Did you ‘throw your back out’? Does it hurt to try to bend over, or has sitting become your worst enemy due to pain? Have you been plagued by chronic low back pain with no long-term results coming from medications and rest?
This guide will help you become educated and empowered to deal with your back pain today and for years to come. Low back pain effects over 80% of people at some point of their life and last year, we spent $62 billion on back pain care alone.
The typical medical model has led many people to believe that they have a ‘bad back’ or that they are sentenced to a life of pain and fragility because of a ‘herniated or bulged disc’.
Well that’s just not the case.

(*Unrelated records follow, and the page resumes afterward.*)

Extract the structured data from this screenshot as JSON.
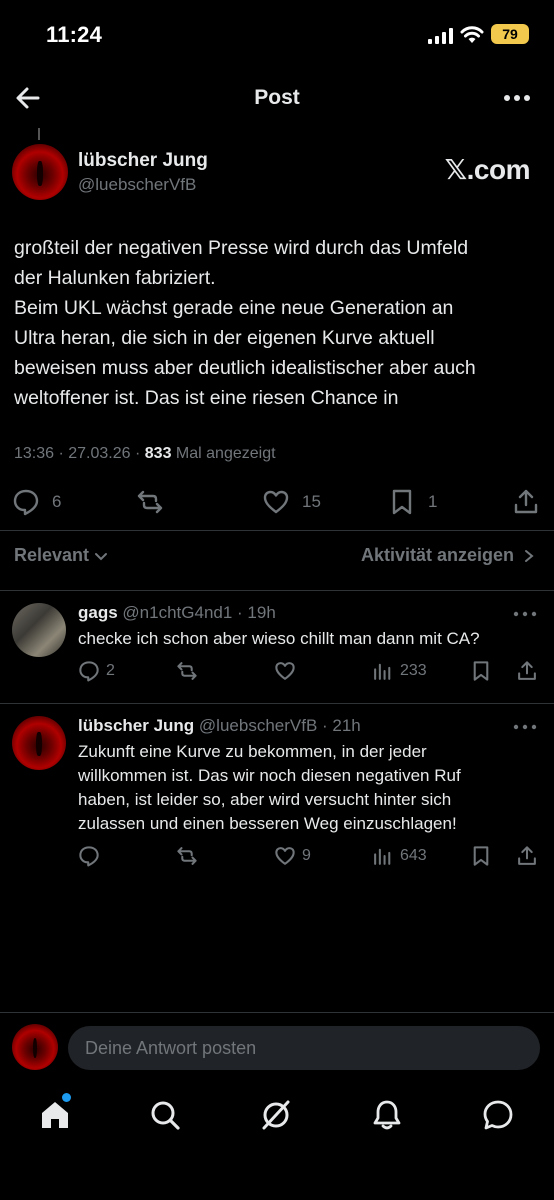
{
  "status_bar": {
    "time": "11:24",
    "battery": "79"
  },
  "header": {
    "title": "Post"
  },
  "post": {
    "author_name": "lübscher Jung",
    "author_handle": "@luebscherVfB",
    "brand": "𝕏.com",
    "lines": [
      "großteil der negativen Presse wird durch das Umfeld",
      "der Halunken fabriziert.",
      "Beim UKL wächst gerade eine neue Generation an",
      "Ultra heran, die sich in der eigenen Kurve aktuell",
      "beweisen muss aber deutlich idealistischer aber auch",
      "weltoffener ist. Das ist eine riesen Chance in"
    ],
    "timestamp": "13:36 · 27.03.26 · ",
    "views": "833",
    "views_label": " Mal angezeigt",
    "replies": "6",
    "likes": "15",
    "bookmarks": "1"
  },
  "sort": {
    "left": "Relevant",
    "right": "Aktivität anzeigen"
  },
  "replies": [
    {
      "name": "gags",
      "handle": "@n1chtG4nd1 · 19h",
      "lines": [
        "checke ich schon aber wieso chillt man dann mit CA?"
      ],
      "replies": "2",
      "likes": "",
      "views": "233"
    },
    {
      "name": "lübscher Jung",
      "handle": "@luebscherVfB · 21h",
      "lines": [
        "Zukunft eine Kurve zu bekommen, in der jeder",
        "willkommen ist. Das wir noch diesen negativen Ruf",
        "haben, ist leider so, aber wird versucht hinter sich",
        "zulassen und einen besseren Weg einzuschlagen!"
      ],
      "replies": "",
      "likes": "9",
      "views": "643"
    }
  ],
  "reply_bar": {
    "placeholder": "Deine Antwort posten"
  },
  "colors": {
    "background": "#000000",
    "text": "#e7e9ea",
    "muted": "#71767b",
    "accent": "#1d9bf0",
    "battery": "#f2c94c"
  },
  "icons": [
    "back-arrow-icon",
    "more-icon",
    "reply-icon",
    "repost-icon",
    "like-icon",
    "bookmark-icon",
    "share-icon",
    "views-icon",
    "home-icon",
    "search-icon",
    "grok-icon",
    "bell-icon",
    "messages-icon"
  ]
}
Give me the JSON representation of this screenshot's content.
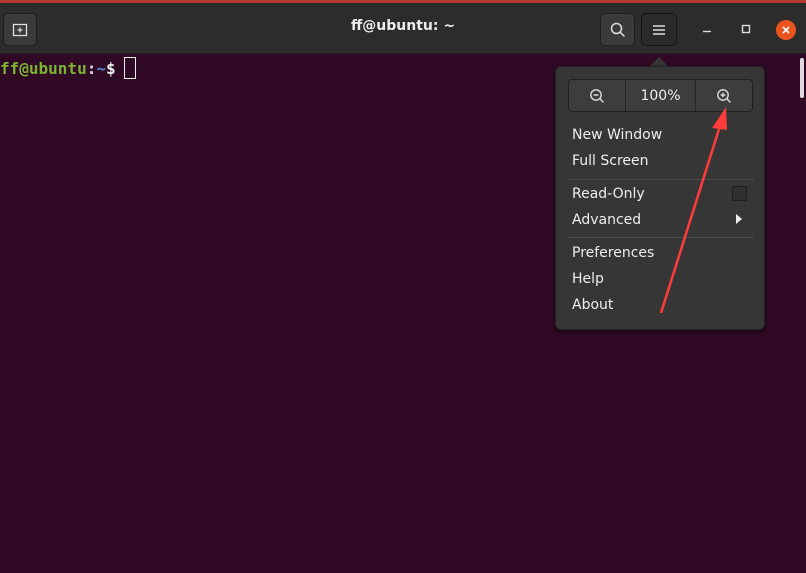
{
  "window": {
    "title": "ff@ubuntu: ~"
  },
  "terminal": {
    "prompt_user": "ff@ubuntu",
    "prompt_colon": ":",
    "prompt_path": "~",
    "prompt_dollar": "$"
  },
  "menu": {
    "zoom_level": "100%",
    "items": [
      {
        "label": "New Window"
      },
      {
        "label": "Full Screen"
      },
      {
        "label": "Read-Only"
      },
      {
        "label": "Advanced"
      },
      {
        "label": "Preferences"
      },
      {
        "label": "Help"
      },
      {
        "label": "About"
      }
    ],
    "read_only_checked": false
  },
  "icons": {
    "new_tab": "new-tab-icon",
    "search": "search-icon",
    "menu": "hamburger-menu-icon",
    "minimize": "minimize-icon",
    "maximize": "maximize-icon",
    "close": "close-icon",
    "zoom_out": "zoom-out-icon",
    "zoom_in": "zoom-in-icon",
    "submenu": "chevron-right-icon"
  },
  "colors": {
    "terminal_bg": "#300a24",
    "titlebar_bg": "#2c2c2c",
    "prompt_user": "#7bb333",
    "prompt_path": "#4e8bd6",
    "close_button": "#e9541f",
    "annotation_arrow": "#ff3b3b"
  }
}
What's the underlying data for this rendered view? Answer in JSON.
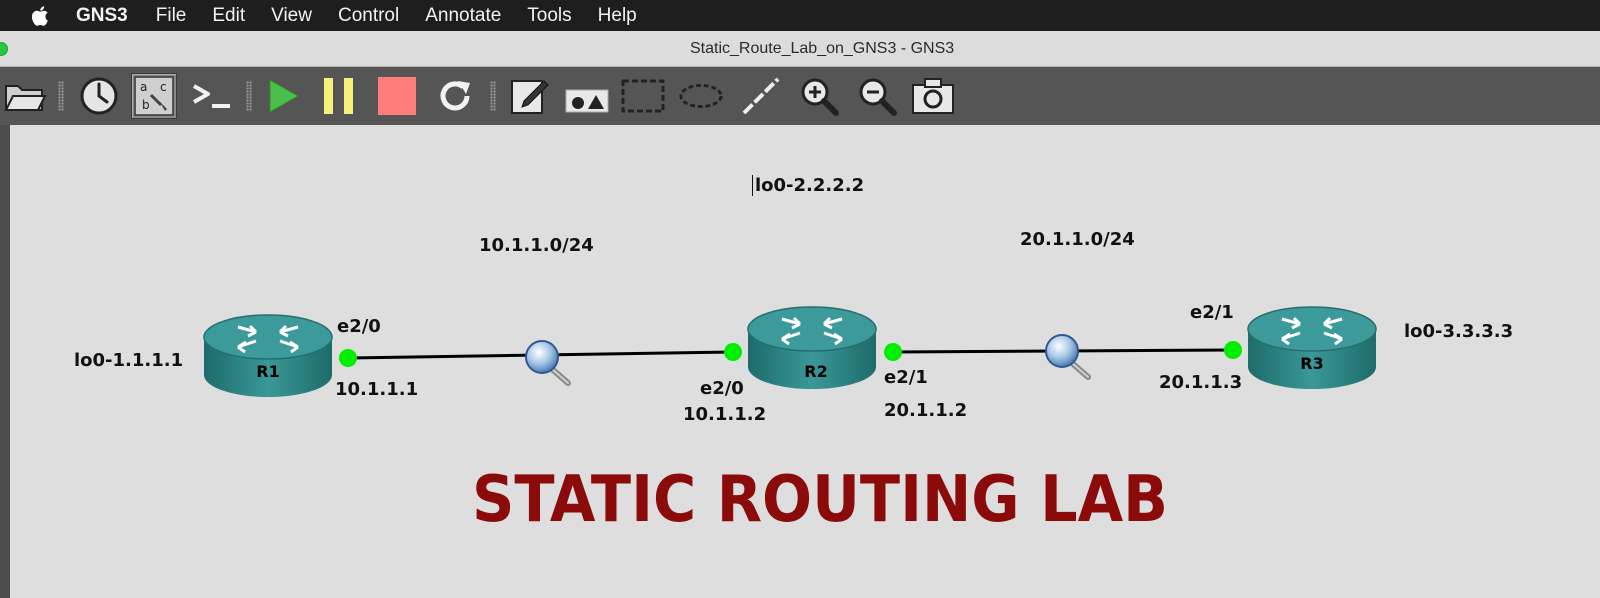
{
  "menubar": {
    "app_name": "GNS3",
    "items": [
      "File",
      "Edit",
      "View",
      "Control",
      "Annotate",
      "Tools",
      "Help"
    ]
  },
  "window": {
    "title": "Static_Route_Lab_on_GNS3 - GNS3"
  },
  "toolbar": {
    "buttons": [
      {
        "name": "open-project",
        "icon": "folder-icon"
      },
      {
        "name": "snapshot",
        "icon": "clock-icon"
      },
      {
        "name": "show-interface-labels",
        "icon": "interface-labels-icon",
        "active": true
      },
      {
        "name": "console-all",
        "icon": "console-icon"
      },
      {
        "name": "start-all",
        "icon": "play-icon"
      },
      {
        "name": "suspend-all",
        "icon": "pause-icon"
      },
      {
        "name": "stop-all",
        "icon": "stop-icon"
      },
      {
        "name": "reload-all",
        "icon": "reload-icon"
      },
      {
        "name": "add-note",
        "icon": "note-icon"
      },
      {
        "name": "insert-picture",
        "icon": "picture-icon"
      },
      {
        "name": "draw-rectangle",
        "icon": "rectangle-icon"
      },
      {
        "name": "draw-ellipse",
        "icon": "ellipse-icon"
      },
      {
        "name": "draw-line",
        "icon": "line-icon"
      },
      {
        "name": "zoom-in",
        "icon": "zoom-in-icon"
      },
      {
        "name": "zoom-out",
        "icon": "zoom-out-icon"
      },
      {
        "name": "screenshot",
        "icon": "camera-icon"
      }
    ]
  },
  "colors": {
    "link_endpoint": "#00ee00",
    "router_body": "#2f8a8a",
    "banner": "#8b0a0a",
    "toolbar_bg": "#555555",
    "canvas_bg": "#dedede"
  },
  "topology": {
    "routers": [
      {
        "name": "R1",
        "loopback": "lo0-1.1.1.1"
      },
      {
        "name": "R2",
        "loopback": "lo0-2.2.2.2"
      },
      {
        "name": "R3",
        "loopback": "lo0-3.3.3.3"
      }
    ],
    "networks": [
      "10.1.1.0/24",
      "20.1.1.0/24"
    ],
    "interfaces": {
      "r1_e2_0": {
        "name": "e2/0",
        "ip": "10.1.1.1"
      },
      "r2_e2_0": {
        "name": "e2/0",
        "ip": "10.1.1.2"
      },
      "r2_e2_1": {
        "name": "e2/1",
        "ip": "20.1.1.2"
      },
      "r3_e2_1": {
        "name": "e2/1",
        "ip": "20.1.1.3"
      }
    }
  },
  "banner": "STATIC ROUTING LAB"
}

The idea that humans are these fragile and easily broken creatures flies in the face of thousands if not millions of years of evolution. Humans are resilient and supremely adaptable organisms, albeit extraordinarily complex. When it comes to back pain, it is really no different than any other injury, we just happen to have adapted to a cultural standpoint where our environment can wreak havoc on a low back as well as the rest of the human body. A culture based around sitting, days devoid of movement and nutrition that is typically subpar has left many, many…many people in pain and looking for answers.
So whether you hurt your back deadlifting or your ‘back went out’ picking up a sock, we hope you find some relief with the following suggestions.
SHOULD I REST?
In short…NO. It has been shown time and time again that movement is a game changer with low back pain, especially when it is incorporated early & often in the injury cycle. The most common question we receive as clinicians in regards to low back complaints as well as many other injuries is, ‘will I damage something more by moving/exercising?’. When we are talking about discogenic or pain coming from a disc, even though your pain may be an 8 or 9 out of 10 movement is still your best friend.
Damage is typically not being exacerbated by movement, instead the opposite is most often true with directional or preferential movement decreasing symptoms better than pain killers or muscle relaxers (which tend to be the most common treatment utilized by primary or urgent care centers).
SHOULD I ICE/HEAT?
Ice and heat can make us ‘feel’ better, but that doesn’t mean that they are actually doing anything for the components of chemical or mechanical low back pain. Again, it is far more beneficial to again turn to movement, and when we look to movement we need to talk about graded exposure. This simply means that we want to introduce small amounts of movements, stress and load in order to get our nervous system to respond positively.
Try the following exercises for the a few days and see what kind of changes occur. As with any online suggestion it may be necessary to seek the advice of a medical professional, we know of a few right here in Birmingham! (click here to schedule now)
Lumbar Extension - 3 sets of 10
Diaphragmatic Breathing - 10 breaths feet resting/10 breaths feet elevated
Hip Hinge - 10 reps no weight/10 reps light weight (if no pain with first set)